18 Jan, 2019 17:14

'Summer is happening’: Scientists reveal key new insights into Saturn’s moon Titan

'Summer is happening’: Scientists reveal key new insights into Saturn’s moon Titan

Saturn’s moon Titan saw rainfall in its north pole, scientists have revealed in an exciting finding that explains more about the mysterious moon and its similarities to our own planet.

When orbiting Titan, the Cassini spacecraft captured something reflective on the moon’s north pole that covered about 46,332 square miles – a “bright ephemeral” reflective feature that didn’t appear on previous or subsequent images taken as Cassini repeatedly passed.

While the image was captured by Cassini’s near-infrared instrument, VIMS, back in 2016, it has only been published in the scientific journal Geophysical Research Letters this week.


“Based on the overall brightness, spectral characteristics, and geologic context, we attribute this new feature to specular reflections from a rain-wetted solid surface like those off of a sunlit wet sidewalk,” the scientists who made the discovery explain

The glistening rainfall disappeared quickly, suggesting it could actually be methane rain. The paper explains that the discovery makes Titan “the only place, other than Earth, where rain interacts with the surface.”

It is the first documented rainfall event at Titan’s north pole, and also suggests summer has arrived at the northern hemisphere. Cassini had observed clouds and rain in the southern hemisphere of Saturn’s largest satellite when it first arrived at Titan in 2004.

Also on rt.com How Cassini's haunting Grand Finale unlocked Saturn’s secrets (VIDEOS)

A single season on Titan lasts an incredible seven Earth years, and climate models had predicted that similar weather would take place in the northern hemisphere in the years leading up to the summer solstice in 2017, but there had been no sign of cloud cover.

This rainfall “follows the theoretical climate models we know of,” author Rajani Dhingra of the Department of Physics, University of Idaho explained. “Summer is happening.
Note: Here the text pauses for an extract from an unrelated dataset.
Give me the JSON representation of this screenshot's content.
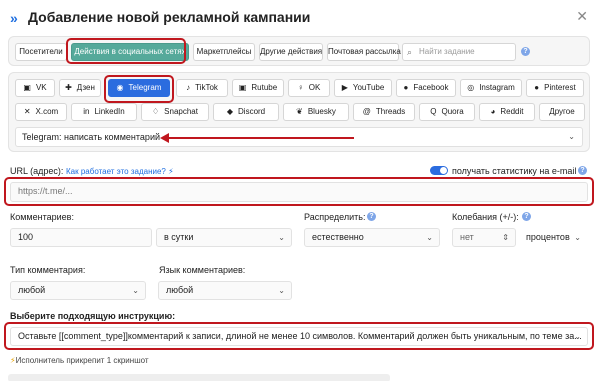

It was delayed, but it’s happening”

Saturn’s moon is the second largest in the entire solar system and is home to surface liquid and dust storms, which leaves some scientists to theorize that it could be home to alien life.

Like this story? Share it with a friend!